§ **TASK BRIEF**
If a line in the entries below includes the string "name", copy it out.

§ **THE DATA**
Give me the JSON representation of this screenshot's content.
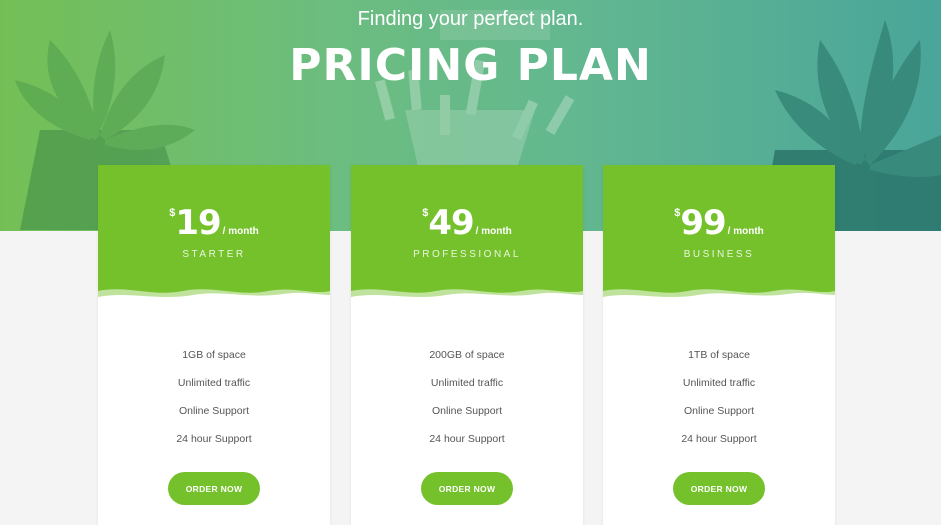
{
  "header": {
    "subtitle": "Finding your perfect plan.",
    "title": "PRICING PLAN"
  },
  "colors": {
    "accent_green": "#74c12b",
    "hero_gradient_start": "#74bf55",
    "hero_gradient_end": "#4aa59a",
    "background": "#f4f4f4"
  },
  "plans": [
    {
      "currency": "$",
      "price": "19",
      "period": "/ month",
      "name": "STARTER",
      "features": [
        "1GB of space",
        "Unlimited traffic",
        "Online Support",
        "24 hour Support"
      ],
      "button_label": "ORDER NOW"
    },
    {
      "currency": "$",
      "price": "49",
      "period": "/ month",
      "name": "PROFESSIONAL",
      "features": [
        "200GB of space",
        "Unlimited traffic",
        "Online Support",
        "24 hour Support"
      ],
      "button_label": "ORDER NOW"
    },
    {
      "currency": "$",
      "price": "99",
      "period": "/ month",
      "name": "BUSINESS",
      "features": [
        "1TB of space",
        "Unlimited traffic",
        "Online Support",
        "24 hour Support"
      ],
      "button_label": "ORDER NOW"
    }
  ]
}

§ **EXERCISE ANSWER**
      "name": "STARTER",
      "name": "PROFESSIONAL",
      "name": "BUSINESS",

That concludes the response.